- _Action item_
Search the data below for the string "JSON". Extract every line that contains it.

Data records for software interfaces:
-=-=-

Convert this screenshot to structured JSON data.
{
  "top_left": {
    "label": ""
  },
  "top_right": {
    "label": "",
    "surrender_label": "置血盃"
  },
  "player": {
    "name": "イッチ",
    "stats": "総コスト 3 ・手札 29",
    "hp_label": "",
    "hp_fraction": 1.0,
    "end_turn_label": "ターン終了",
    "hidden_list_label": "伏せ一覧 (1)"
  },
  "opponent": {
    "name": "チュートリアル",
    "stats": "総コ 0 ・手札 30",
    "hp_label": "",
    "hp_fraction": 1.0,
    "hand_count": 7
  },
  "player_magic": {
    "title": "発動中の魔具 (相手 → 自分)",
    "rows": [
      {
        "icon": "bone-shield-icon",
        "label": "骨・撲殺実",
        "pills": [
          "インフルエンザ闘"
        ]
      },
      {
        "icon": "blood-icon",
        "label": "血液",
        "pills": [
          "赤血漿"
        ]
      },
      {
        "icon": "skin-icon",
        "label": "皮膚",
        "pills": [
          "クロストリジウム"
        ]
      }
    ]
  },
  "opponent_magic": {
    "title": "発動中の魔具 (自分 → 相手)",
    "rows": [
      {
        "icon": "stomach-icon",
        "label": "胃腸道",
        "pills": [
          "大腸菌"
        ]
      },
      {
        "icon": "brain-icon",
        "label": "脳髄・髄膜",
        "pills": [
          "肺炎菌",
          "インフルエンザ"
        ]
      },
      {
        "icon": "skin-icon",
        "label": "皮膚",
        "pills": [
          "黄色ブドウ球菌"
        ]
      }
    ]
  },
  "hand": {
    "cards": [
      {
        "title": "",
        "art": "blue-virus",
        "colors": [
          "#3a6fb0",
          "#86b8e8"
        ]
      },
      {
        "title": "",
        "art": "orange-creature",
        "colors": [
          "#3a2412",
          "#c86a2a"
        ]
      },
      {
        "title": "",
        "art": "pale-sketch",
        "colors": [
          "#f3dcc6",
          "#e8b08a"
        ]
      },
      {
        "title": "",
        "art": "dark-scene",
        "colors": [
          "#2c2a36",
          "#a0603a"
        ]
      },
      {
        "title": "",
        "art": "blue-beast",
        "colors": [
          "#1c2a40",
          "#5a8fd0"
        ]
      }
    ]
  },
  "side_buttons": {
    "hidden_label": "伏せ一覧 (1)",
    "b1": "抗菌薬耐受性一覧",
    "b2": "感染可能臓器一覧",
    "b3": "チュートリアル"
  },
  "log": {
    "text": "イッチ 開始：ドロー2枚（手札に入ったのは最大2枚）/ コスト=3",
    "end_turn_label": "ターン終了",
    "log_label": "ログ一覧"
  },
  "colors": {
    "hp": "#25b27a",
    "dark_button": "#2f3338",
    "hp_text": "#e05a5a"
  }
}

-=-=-

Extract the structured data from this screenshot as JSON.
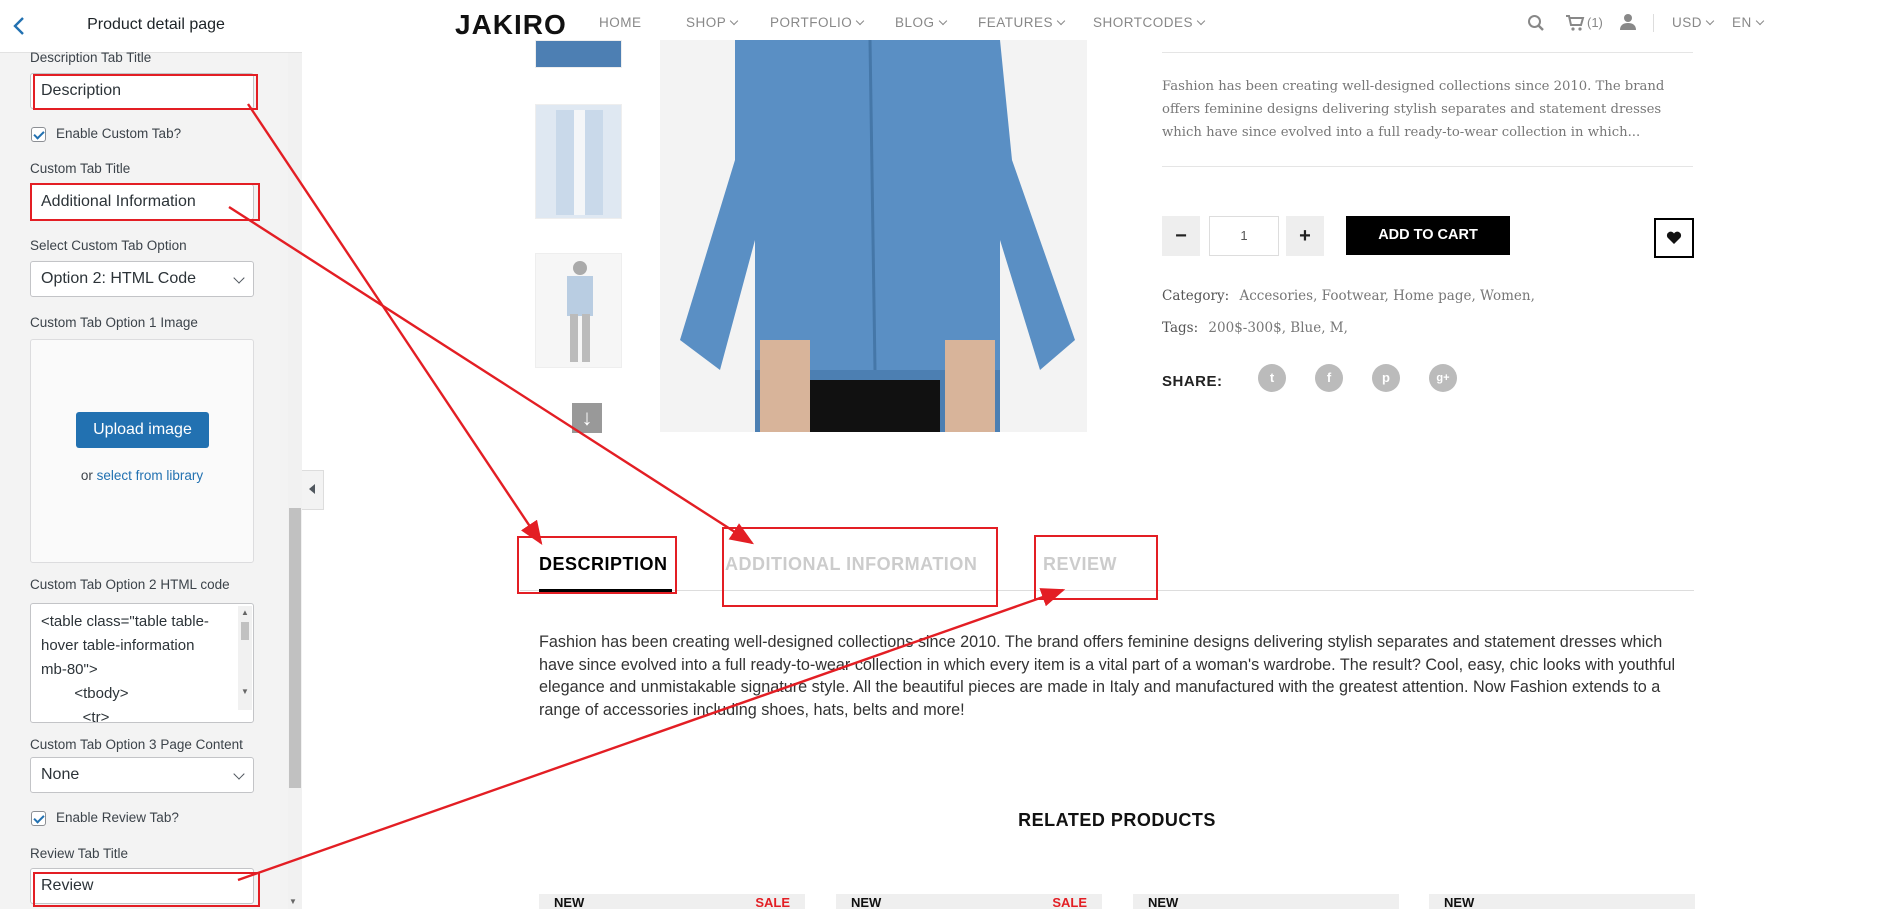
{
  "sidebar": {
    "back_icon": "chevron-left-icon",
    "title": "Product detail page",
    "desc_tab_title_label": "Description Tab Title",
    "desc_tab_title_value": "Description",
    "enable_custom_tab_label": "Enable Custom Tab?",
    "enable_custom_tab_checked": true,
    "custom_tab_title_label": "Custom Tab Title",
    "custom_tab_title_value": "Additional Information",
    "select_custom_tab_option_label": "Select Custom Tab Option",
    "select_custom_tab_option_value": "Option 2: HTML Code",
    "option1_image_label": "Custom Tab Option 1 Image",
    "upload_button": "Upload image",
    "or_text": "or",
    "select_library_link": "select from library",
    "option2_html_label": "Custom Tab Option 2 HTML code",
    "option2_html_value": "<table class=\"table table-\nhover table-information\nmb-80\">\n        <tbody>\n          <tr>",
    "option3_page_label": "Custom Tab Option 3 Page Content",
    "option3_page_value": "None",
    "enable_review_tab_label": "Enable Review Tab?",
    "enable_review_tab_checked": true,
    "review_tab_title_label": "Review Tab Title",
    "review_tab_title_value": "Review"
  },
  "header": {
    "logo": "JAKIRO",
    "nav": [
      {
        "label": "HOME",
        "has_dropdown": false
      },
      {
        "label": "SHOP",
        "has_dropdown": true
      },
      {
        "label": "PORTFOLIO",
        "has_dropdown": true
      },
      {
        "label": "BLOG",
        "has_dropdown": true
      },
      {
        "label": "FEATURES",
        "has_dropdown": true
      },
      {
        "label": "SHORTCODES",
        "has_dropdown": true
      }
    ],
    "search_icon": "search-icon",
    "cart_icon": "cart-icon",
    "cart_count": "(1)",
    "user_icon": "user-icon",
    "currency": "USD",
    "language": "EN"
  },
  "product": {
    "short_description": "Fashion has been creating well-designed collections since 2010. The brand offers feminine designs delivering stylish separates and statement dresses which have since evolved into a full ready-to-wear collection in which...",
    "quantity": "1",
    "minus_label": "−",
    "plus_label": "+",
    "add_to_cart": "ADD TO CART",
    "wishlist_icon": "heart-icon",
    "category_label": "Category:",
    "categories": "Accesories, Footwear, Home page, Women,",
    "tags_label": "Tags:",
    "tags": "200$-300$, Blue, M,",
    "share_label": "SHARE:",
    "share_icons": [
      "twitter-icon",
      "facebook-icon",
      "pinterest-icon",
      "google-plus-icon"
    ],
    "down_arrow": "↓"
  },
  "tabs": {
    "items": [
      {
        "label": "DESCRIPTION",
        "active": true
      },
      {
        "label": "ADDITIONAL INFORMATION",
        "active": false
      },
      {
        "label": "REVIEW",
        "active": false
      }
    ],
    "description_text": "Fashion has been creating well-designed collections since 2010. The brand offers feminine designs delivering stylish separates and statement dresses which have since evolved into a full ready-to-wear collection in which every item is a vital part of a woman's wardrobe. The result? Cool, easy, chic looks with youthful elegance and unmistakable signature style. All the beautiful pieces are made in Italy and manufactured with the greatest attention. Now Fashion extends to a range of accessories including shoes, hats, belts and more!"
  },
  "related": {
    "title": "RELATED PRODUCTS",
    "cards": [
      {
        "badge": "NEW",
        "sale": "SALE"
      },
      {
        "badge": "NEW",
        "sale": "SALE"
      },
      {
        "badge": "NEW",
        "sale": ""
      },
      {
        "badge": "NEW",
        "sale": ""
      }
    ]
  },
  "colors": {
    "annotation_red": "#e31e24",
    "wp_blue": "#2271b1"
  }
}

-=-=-

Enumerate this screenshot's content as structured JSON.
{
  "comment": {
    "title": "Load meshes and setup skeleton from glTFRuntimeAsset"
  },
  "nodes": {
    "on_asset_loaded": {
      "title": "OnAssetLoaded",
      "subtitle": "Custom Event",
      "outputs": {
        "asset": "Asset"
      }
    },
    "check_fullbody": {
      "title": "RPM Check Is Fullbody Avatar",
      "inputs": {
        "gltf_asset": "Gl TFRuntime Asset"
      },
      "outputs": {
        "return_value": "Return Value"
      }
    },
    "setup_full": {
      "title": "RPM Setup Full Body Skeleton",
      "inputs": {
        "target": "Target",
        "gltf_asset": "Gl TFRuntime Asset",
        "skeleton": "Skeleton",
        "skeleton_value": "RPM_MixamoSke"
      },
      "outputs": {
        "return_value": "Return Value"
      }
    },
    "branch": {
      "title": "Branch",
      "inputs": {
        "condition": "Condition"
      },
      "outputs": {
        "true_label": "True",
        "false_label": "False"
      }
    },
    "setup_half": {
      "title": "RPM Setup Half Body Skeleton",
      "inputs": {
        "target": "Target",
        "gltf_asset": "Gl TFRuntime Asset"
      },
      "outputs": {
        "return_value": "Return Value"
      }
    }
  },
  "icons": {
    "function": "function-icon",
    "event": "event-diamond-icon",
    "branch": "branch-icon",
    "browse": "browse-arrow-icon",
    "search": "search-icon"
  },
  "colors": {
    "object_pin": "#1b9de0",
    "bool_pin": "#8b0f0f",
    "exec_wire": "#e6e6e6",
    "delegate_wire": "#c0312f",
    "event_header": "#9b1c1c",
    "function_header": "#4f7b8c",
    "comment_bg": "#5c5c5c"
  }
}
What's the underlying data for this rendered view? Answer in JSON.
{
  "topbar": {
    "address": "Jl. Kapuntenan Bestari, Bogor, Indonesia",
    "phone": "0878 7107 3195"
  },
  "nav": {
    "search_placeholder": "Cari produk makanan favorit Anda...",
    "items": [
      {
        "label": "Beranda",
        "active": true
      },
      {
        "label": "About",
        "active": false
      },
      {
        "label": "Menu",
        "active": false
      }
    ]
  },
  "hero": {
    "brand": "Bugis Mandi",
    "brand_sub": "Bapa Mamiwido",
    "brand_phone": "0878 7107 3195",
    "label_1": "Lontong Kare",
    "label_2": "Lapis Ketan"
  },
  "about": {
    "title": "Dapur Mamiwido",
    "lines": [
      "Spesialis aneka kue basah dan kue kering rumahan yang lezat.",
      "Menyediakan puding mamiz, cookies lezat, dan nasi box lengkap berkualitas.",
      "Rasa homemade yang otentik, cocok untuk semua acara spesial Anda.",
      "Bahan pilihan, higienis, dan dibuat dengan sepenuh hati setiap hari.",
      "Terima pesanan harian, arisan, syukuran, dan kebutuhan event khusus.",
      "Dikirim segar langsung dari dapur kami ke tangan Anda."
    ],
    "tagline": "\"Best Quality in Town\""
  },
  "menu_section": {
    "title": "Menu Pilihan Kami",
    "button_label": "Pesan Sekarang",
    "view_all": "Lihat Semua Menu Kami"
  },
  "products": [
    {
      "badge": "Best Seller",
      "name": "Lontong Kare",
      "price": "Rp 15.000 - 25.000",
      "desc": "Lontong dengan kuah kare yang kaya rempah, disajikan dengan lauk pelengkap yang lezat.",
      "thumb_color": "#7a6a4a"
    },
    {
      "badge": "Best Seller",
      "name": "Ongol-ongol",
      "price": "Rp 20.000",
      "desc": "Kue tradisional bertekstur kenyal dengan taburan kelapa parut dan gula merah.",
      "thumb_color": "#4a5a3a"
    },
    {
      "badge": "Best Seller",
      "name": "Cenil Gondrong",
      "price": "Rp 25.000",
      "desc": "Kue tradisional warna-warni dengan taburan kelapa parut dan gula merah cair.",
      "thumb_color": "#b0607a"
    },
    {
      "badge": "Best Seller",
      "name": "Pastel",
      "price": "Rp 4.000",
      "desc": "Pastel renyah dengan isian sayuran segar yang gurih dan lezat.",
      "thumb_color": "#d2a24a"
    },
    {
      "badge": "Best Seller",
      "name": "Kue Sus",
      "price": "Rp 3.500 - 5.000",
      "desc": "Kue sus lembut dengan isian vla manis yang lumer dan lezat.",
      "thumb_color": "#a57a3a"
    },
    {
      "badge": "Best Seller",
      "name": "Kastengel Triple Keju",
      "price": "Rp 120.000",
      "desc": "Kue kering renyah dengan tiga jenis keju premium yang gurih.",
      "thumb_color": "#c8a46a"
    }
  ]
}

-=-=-

- _Result of the exercise_
Convert this screenshot to structured JSON data.
Extract the structured data from this screenshot as JSON.
Enumerate this screenshot's content as structured JSON.
What's the underlying data for this rendered view? Answer in JSON.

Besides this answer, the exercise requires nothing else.